A Time Warner Cable News/Siena College poll released late Wednesday showed 51 percent of voters in the Southern Tier and Hudson Valley oppose hydrofracking.
In survey after survey, New Yorkers have been 50-50 on the gas extraction process hydraulic fracturing, which is on hold under a de facto moratorium.
Don Levy is Director of Siena College Research Institute: "When you look across the entire state of New York we see that voters are evenly divided. A different scenario here in the Southern Tier and the Hudson Valley. Right now we find that a majority, 51 percent of the voters we spoke to say that right now they're opposed to hydrofracking moving forward, only 35 percent in favor.
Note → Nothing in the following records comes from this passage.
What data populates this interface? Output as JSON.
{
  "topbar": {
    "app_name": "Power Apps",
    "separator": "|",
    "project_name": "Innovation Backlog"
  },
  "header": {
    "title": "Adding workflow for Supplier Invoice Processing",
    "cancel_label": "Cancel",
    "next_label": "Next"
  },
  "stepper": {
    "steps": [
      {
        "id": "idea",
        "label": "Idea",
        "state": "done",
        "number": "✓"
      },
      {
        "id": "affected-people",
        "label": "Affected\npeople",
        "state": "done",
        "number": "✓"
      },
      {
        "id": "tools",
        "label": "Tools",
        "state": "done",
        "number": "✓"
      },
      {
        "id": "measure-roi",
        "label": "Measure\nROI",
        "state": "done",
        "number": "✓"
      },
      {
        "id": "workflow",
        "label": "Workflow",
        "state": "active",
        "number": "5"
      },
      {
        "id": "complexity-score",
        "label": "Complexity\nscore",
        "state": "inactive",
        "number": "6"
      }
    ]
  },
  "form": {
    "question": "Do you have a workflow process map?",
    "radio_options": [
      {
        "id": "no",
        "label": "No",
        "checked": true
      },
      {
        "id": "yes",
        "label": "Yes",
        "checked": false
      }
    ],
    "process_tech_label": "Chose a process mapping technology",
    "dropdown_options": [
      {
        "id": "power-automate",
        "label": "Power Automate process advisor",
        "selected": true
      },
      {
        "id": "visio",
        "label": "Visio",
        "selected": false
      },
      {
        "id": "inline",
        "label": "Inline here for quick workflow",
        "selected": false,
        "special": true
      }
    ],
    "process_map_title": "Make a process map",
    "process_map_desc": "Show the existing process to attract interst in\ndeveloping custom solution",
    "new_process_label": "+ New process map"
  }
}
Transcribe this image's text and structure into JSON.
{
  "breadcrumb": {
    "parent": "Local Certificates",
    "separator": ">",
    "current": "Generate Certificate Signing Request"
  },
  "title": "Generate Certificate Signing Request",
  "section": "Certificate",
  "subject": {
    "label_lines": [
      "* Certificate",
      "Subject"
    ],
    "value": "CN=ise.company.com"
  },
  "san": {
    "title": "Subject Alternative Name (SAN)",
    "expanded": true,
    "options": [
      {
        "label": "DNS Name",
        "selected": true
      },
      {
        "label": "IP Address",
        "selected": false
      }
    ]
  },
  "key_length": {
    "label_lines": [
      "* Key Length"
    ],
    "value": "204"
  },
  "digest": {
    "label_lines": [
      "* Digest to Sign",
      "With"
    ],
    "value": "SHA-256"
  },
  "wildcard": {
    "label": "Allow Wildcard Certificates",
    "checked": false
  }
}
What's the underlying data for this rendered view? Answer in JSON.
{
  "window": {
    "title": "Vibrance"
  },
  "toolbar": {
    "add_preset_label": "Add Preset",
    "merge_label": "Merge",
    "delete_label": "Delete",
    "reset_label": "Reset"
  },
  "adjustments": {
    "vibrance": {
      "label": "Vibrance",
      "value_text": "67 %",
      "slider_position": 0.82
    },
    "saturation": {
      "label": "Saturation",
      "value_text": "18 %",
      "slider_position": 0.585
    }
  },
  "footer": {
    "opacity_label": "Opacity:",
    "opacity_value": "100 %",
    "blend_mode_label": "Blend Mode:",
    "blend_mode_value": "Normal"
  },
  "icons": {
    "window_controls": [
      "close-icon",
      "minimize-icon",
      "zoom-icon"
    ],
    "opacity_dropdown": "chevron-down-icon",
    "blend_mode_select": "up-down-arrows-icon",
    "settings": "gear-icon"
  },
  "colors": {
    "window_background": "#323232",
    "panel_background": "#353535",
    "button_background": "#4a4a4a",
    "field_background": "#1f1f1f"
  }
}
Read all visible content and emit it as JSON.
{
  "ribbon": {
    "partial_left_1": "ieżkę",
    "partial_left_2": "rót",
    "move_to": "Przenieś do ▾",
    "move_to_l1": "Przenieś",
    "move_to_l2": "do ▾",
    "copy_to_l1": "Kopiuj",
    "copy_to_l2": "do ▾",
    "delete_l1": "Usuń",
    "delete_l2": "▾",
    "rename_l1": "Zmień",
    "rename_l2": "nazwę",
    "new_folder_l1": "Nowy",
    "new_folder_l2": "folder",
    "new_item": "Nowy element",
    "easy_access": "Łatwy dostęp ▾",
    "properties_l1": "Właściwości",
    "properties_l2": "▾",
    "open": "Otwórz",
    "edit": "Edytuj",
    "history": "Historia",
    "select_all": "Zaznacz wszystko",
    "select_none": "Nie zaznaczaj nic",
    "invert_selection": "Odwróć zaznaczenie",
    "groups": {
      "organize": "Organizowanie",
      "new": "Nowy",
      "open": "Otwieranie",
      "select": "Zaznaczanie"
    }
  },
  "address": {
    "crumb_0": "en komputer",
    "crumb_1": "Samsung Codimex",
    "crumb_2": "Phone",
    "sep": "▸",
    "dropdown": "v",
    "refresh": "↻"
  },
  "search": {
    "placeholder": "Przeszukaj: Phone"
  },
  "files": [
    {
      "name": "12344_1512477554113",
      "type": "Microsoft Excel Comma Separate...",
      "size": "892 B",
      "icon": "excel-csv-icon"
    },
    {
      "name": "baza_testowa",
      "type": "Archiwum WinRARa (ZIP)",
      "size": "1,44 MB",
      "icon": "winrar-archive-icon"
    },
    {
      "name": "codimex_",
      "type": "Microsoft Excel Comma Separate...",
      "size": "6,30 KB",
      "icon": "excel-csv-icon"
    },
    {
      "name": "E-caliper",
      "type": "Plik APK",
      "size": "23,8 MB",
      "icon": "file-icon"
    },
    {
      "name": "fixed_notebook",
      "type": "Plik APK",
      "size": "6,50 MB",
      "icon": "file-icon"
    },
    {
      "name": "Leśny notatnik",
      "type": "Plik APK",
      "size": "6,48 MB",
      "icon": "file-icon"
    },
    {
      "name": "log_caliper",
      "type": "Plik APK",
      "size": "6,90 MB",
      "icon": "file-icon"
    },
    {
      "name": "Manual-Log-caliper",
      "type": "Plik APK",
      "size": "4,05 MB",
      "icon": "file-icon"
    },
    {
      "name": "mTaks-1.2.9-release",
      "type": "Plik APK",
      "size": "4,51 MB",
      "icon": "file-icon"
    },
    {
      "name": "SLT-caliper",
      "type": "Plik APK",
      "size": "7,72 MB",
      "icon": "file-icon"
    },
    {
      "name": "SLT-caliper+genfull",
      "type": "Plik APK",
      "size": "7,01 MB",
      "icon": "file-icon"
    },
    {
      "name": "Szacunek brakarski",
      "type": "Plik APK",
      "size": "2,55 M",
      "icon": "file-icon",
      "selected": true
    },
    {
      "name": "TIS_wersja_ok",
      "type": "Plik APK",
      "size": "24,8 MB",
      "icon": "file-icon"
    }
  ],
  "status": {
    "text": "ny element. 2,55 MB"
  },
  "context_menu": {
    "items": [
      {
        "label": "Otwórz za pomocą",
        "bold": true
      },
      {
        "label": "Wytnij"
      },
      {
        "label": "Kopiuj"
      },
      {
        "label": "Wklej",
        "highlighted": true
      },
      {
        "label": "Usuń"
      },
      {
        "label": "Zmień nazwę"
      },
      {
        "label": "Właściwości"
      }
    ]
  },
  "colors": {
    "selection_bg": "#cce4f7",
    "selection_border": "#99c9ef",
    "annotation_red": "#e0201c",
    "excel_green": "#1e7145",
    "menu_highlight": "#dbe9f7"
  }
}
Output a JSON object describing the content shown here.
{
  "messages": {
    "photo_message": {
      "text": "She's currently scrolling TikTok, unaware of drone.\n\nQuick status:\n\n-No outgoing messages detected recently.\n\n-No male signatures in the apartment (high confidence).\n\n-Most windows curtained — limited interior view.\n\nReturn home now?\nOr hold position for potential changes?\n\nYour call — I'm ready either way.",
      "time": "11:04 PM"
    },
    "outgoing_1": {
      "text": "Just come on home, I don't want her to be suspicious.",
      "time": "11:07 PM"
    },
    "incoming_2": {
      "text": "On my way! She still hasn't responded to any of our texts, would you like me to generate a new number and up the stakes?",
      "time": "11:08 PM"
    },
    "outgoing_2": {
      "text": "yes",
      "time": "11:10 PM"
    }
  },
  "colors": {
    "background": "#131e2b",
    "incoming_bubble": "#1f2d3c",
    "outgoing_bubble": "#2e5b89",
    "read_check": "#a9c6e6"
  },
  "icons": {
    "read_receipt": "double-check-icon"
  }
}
So, a really clear majority on an issue that statewide, has really been a toss-up. So a difference of opinion amongst those voters who live very close to where fracking is proposed to take place."
Travis Proulx is communications director with Environmental Advocates of New York: "Basically you have residents here in New York saying 'No thanks, we don't want it, we don't need it. Fracking is not welcome here.’"
The online Marcellus Drilling News accuses Siena of providing "cherry-picked polling results" to appeal to anti-frackers, based on Siena excluding responses from Chenango and Steuben counties while including anti-drilling counties like Tompkins, Schuyler and Wayne.
Proulx accuses the gas industry of employing bully tactics to force fracking upon New York. "The industry has spent literally millions of dollars, not only to bully the state into a decision by trying to force lawsuits, by trying it undermine Governor Cuomo by trying to put state legislators into a corner, but also literally to employ this entire propaganda machine by making New Yorkers think that there is going to be this magical economic windfall if we allow fracking in New York. But because New York has taken its time, and has taken a cautious approach, we've been able to learn from other states."
Consideration to allow the controversial gas-extraction method has been on "pause" in New York since 2008, awaiting completion of a review of health and environmental impacts by the Cuomo administration.
The Time Warner/Siena poll found that 42 percent of respondents feel it’s important to collect natural gas found below ground. Sixty percent feel fracking runs the unacceptable risk of contaminating ground water. Fifty-two percent believe fracking in the Southern Tier would generate economic activity: 55 percent think it will generate jobs. Again, Don Levy: "If you only talk about jobs and economic benefit people nod their head. But when you say 'Is the risk worth it?' right now the folks who live in those two regions are saying it is not worth it."
Brad Gill, Executive Director of The Independent Oil and Gas Association of New York, did not return calls for comment.
The Time Warner Cable News/Siena College Poll was drawn from polling conducted July 20 – 23, 2014 by telephone calls to 816 registered voters from the three upstate New York regions of the Capital Region, the Catskills/Hudson Valley Region and the Southern Tier/Finger Lakes Region. Questions in this release were only asked of voters from the Catskills/Hudson Valley and the Southern Tier/Finger Lakes (n=544). It has an overall margin of error of +/- 4.2 percentage points for the composite overall area and margins of error for the individual regions of +/- 5.9 Catskills/Hudson and +/- 6.0 Southern Tier/Finger Lakes. Data was statistically adjusted by age, gender and party to ensure representativeness. The Siena College Research Institute, directed by Donald Levy, Ph.D., conducts political, economic, social and cultural research primarily in New York State. SRI, an independent, non-partisan research institute, subscribes to the American Association of Public Opinion Research Code of Professional Ethics and Practices. For survey cross-tabs and frequencies: www.Siena.edu/SRI/SNY.
Catskills/Hudson Valley – Columbia, Delaware, Dutchess, Greene, Orange, Sullivan, and Ulster Counties
Southern Tier/Finger Lakes – Broome, Chemung, Schuyler, Seneca, Tioga, Tompkins and Wayne Counties*